Exercise directions: Restate the entries word for word and skip every image.

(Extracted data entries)
-.-.-

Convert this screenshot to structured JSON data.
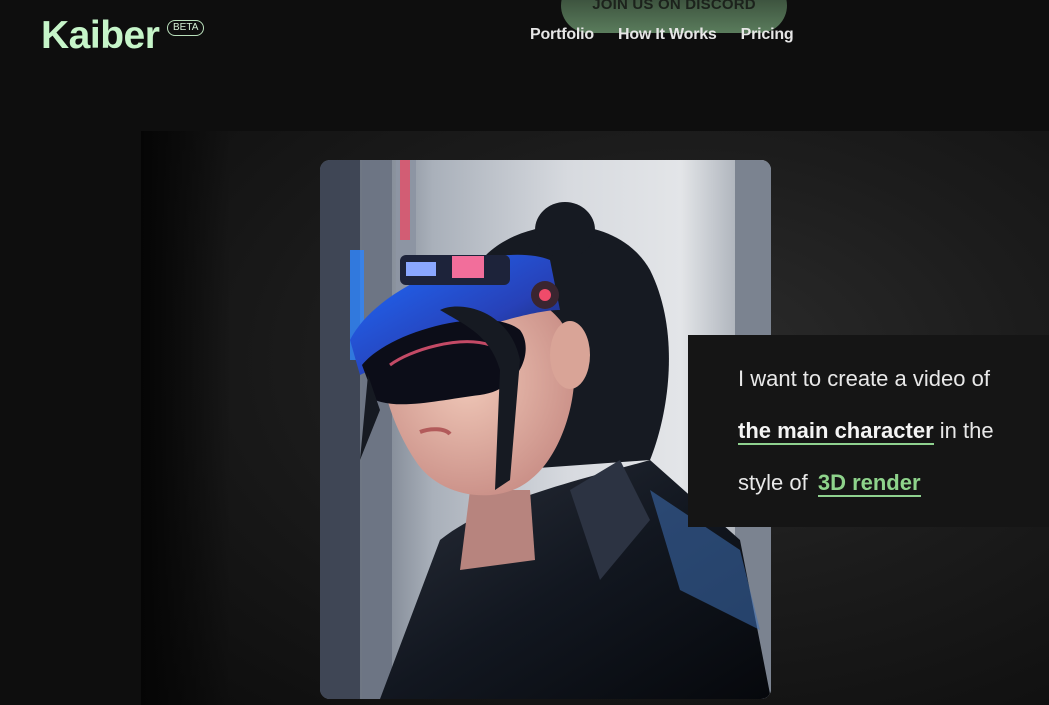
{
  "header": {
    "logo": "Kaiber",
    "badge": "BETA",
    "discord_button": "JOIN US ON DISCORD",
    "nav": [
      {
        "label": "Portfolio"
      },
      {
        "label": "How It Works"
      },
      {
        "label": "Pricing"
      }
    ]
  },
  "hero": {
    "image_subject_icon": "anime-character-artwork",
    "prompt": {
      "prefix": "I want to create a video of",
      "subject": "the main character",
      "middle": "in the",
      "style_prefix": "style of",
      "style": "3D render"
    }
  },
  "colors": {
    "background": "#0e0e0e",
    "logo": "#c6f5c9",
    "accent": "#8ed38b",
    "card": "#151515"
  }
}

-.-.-

Answer space:
Convert this screenshot to structured JSON data.
{
  "header": {
    "logo": "Kaiber",
    "badge": "BETA",
    "discord_button": "JOIN US ON DISCORD",
    "nav": [
      {
        "label": "Portfolio"
      },
      {
        "label": "How It Works"
      },
      {
        "label": "Pricing"
      }
    ]
  },
  "hero": {
    "image_subject_icon": "anime-character-artwork",
    "prompt": {
      "prefix": "I want to create a video of",
      "subject": "the main character",
      "middle": "in the",
      "style_prefix": "style of",
      "style": "3D render"
    }
  },
  "colors": {
    "background": "#0e0e0e",
    "logo": "#c6f5c9",
    "accent": "#8ed38b",
    "card": "#151515"
  }
}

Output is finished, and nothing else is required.